Exercise brief: Find the word "legend" in the data below and copy each line that holds it.

Excerpts from an interface dataset:
_ _ _ _ _ _ _
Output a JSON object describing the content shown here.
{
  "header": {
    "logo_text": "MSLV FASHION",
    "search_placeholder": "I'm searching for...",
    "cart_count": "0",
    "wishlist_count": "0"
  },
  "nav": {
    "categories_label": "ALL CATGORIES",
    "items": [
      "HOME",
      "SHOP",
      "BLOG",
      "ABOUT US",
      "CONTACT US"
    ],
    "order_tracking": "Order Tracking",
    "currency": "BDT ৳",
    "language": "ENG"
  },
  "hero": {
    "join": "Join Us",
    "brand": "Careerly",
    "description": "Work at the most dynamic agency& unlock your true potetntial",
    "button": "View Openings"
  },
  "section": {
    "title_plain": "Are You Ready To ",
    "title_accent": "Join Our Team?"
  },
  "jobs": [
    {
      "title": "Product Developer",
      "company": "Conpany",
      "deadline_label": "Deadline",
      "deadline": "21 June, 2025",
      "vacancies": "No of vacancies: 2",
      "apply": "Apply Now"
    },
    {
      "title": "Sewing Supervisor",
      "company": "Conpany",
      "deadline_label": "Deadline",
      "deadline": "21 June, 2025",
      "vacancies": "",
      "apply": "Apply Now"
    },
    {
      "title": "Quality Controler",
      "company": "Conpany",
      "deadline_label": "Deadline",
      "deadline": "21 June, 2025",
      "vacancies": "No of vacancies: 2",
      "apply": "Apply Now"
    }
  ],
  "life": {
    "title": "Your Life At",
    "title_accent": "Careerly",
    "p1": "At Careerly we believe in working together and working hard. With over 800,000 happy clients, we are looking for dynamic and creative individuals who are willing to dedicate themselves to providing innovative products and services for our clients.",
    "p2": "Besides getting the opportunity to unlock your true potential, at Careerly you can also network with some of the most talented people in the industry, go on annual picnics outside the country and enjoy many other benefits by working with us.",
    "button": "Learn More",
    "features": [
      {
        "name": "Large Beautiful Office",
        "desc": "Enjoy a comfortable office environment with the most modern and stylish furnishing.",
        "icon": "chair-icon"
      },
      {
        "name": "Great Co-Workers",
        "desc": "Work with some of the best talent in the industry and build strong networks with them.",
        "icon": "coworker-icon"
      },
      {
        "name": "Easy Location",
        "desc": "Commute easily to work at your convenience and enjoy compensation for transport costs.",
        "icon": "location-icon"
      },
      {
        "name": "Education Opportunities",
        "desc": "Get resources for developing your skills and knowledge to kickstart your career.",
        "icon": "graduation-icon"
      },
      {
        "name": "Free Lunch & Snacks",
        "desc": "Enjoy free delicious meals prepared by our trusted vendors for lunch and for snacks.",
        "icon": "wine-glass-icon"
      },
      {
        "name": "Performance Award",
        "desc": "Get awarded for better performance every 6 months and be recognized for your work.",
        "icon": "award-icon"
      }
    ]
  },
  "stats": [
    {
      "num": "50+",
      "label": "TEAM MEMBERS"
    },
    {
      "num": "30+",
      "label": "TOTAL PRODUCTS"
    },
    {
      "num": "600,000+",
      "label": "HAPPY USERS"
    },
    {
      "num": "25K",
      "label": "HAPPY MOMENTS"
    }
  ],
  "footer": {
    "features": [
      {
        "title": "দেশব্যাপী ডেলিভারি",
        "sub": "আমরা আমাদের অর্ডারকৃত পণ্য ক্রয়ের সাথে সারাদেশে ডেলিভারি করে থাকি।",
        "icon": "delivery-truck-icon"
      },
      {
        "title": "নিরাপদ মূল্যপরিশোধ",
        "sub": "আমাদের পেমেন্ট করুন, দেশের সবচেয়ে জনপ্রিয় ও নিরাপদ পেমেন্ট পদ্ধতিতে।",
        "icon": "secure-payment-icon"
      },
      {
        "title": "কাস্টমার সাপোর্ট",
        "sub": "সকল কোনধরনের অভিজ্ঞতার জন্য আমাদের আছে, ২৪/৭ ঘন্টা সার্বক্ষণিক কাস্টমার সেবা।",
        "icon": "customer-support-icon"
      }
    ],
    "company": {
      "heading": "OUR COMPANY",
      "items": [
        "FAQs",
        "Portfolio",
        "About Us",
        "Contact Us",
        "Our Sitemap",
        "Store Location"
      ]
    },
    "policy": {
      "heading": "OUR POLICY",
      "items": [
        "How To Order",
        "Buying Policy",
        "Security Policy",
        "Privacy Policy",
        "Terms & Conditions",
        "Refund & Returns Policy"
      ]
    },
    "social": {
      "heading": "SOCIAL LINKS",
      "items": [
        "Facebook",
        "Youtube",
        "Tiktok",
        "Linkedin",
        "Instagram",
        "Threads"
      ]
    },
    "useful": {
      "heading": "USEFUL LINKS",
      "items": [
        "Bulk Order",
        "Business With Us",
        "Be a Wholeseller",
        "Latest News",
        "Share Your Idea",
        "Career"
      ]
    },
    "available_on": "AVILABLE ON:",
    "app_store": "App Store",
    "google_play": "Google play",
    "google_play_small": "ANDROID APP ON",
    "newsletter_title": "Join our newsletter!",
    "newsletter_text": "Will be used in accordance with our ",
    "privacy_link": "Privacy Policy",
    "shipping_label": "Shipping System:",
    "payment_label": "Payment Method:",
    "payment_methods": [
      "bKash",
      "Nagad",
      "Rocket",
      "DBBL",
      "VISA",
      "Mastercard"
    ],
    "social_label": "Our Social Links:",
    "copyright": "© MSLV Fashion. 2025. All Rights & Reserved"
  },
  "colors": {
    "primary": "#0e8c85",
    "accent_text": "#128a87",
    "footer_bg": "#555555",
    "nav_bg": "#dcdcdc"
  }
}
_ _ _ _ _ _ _
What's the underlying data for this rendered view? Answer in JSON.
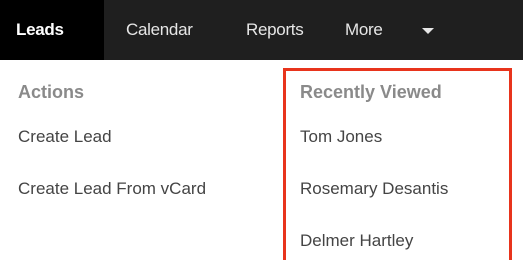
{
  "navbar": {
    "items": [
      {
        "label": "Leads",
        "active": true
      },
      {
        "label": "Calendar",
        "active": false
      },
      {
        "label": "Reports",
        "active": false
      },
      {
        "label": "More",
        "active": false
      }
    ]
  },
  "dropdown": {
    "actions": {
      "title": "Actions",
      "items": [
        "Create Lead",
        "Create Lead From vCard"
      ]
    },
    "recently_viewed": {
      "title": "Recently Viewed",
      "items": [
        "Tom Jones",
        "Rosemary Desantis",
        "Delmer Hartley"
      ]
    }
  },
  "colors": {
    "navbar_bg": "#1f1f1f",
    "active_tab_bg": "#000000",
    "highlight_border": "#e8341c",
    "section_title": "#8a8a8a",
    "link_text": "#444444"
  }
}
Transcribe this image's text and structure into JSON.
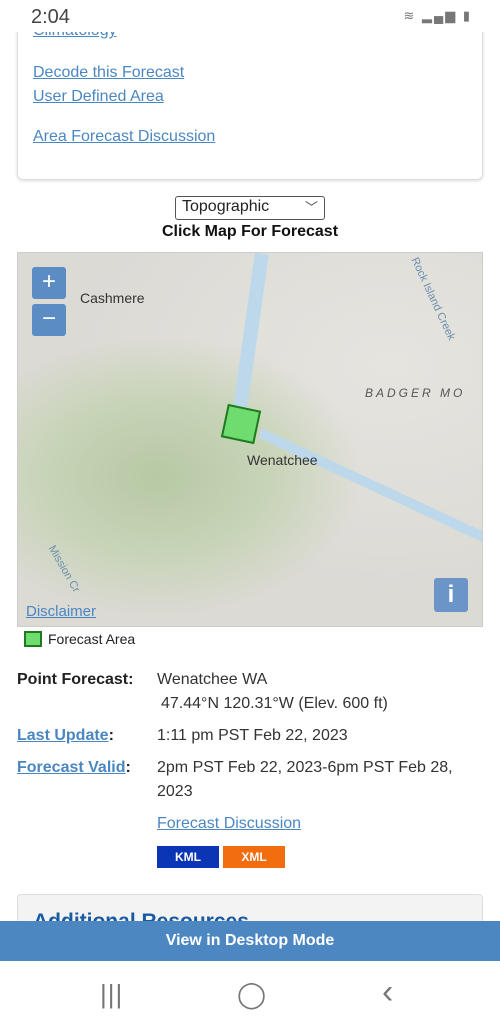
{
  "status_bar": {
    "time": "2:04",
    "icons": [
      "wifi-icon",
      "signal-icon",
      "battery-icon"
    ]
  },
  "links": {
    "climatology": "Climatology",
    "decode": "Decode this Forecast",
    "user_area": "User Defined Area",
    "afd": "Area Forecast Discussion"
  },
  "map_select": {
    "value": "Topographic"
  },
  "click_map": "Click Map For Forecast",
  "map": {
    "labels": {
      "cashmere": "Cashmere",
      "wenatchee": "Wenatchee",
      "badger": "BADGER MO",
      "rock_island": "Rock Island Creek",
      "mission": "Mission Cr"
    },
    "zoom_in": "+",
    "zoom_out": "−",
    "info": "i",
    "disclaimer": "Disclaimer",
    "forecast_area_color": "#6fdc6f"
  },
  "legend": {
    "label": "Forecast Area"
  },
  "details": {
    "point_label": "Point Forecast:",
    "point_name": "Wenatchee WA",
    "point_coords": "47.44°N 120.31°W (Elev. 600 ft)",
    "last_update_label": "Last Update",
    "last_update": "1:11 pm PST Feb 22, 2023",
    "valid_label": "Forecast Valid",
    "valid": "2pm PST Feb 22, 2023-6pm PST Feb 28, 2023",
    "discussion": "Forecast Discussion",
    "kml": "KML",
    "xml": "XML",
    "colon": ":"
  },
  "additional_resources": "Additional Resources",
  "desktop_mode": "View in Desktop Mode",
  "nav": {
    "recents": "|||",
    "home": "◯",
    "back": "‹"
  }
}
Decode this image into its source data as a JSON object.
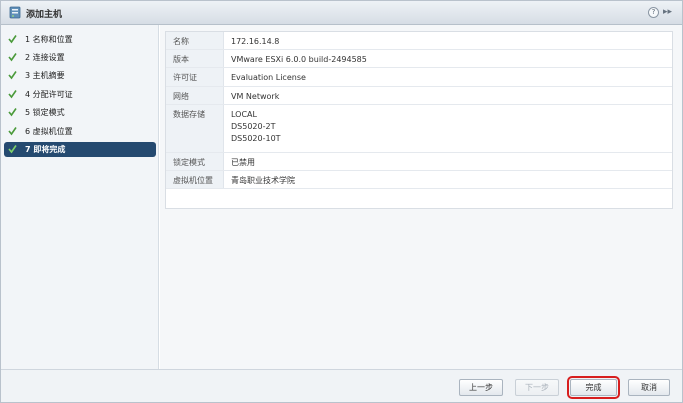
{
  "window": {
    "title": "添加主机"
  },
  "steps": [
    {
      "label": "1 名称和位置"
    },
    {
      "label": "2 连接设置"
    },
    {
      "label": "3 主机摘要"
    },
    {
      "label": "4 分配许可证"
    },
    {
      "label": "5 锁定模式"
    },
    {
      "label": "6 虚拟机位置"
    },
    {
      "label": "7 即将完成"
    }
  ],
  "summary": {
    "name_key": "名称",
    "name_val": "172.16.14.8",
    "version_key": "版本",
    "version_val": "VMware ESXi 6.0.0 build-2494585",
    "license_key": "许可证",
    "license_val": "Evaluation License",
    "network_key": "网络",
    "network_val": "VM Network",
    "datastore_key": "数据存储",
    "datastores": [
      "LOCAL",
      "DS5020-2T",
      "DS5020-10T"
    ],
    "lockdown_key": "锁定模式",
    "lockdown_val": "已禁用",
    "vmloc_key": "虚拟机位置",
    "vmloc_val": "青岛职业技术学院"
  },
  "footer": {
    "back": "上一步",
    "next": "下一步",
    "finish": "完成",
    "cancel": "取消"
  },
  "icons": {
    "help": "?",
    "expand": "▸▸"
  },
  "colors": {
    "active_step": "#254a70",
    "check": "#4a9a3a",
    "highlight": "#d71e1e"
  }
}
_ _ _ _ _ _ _
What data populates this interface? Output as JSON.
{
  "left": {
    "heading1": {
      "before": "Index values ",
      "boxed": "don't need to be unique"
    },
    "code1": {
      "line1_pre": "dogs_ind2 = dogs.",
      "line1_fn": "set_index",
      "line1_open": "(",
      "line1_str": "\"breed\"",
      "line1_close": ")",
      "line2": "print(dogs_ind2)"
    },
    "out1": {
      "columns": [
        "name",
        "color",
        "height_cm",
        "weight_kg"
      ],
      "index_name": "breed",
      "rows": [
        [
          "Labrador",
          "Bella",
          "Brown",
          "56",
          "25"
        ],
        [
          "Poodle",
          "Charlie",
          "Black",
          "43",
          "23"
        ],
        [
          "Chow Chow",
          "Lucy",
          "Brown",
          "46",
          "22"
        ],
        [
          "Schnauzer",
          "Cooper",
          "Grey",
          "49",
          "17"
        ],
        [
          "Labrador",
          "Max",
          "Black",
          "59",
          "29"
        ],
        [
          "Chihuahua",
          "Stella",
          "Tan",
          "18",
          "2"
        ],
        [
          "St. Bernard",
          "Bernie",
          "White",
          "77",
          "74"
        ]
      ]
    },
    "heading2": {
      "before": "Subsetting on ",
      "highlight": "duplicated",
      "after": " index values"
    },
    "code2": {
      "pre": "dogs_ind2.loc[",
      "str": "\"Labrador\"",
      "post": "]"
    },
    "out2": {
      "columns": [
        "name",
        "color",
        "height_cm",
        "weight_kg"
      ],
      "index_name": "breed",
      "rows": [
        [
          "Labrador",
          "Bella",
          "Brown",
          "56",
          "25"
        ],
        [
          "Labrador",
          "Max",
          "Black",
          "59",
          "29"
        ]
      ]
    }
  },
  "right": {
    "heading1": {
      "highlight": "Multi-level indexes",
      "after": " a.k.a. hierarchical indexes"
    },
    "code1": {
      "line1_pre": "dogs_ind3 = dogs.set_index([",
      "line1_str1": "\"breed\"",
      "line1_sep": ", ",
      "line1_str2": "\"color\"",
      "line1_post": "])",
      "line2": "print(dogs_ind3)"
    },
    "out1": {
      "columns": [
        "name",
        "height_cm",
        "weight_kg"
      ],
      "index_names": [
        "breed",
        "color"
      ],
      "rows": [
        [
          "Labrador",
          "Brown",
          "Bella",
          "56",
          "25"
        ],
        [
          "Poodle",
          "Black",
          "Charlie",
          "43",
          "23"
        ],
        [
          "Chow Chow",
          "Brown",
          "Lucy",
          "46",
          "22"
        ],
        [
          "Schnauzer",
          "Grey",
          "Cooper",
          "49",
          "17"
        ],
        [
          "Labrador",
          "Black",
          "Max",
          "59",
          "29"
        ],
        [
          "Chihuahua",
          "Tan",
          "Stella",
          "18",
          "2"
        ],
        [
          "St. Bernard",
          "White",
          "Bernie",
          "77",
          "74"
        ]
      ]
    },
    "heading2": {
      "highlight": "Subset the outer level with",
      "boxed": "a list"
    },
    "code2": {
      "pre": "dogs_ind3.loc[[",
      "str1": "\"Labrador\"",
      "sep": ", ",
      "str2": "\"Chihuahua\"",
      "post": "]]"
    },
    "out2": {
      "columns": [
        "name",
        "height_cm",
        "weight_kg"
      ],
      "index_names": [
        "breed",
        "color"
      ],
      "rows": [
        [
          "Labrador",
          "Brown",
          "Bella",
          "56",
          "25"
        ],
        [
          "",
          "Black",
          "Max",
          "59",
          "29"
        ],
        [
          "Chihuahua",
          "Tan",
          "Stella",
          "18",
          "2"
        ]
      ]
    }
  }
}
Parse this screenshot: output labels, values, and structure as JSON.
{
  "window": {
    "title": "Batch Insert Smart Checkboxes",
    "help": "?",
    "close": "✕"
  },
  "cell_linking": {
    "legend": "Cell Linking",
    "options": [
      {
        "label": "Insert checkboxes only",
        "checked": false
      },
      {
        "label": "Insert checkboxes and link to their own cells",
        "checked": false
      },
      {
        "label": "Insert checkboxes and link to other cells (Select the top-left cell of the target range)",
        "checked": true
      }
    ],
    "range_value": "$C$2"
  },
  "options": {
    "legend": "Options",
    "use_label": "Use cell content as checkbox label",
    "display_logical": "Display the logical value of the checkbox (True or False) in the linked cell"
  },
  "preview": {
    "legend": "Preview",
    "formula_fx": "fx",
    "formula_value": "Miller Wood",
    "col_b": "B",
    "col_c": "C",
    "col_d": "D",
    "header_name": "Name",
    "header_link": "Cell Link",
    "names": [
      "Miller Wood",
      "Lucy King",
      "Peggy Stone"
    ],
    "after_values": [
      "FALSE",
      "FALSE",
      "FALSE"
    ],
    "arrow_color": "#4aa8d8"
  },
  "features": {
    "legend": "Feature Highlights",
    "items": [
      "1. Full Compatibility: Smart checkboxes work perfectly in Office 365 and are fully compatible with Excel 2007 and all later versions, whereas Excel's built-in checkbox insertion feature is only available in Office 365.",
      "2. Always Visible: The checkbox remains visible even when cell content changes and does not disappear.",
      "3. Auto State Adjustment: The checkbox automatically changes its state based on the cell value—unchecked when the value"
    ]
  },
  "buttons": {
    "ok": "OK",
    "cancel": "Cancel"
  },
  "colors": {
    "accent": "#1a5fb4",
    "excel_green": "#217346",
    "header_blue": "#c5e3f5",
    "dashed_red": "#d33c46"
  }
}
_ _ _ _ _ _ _
Result below:
  "legend": {
    "legend": "Cell Linking",
    "legend": "Options",
    "legend": "Preview",
    "legend": "Feature Highlights",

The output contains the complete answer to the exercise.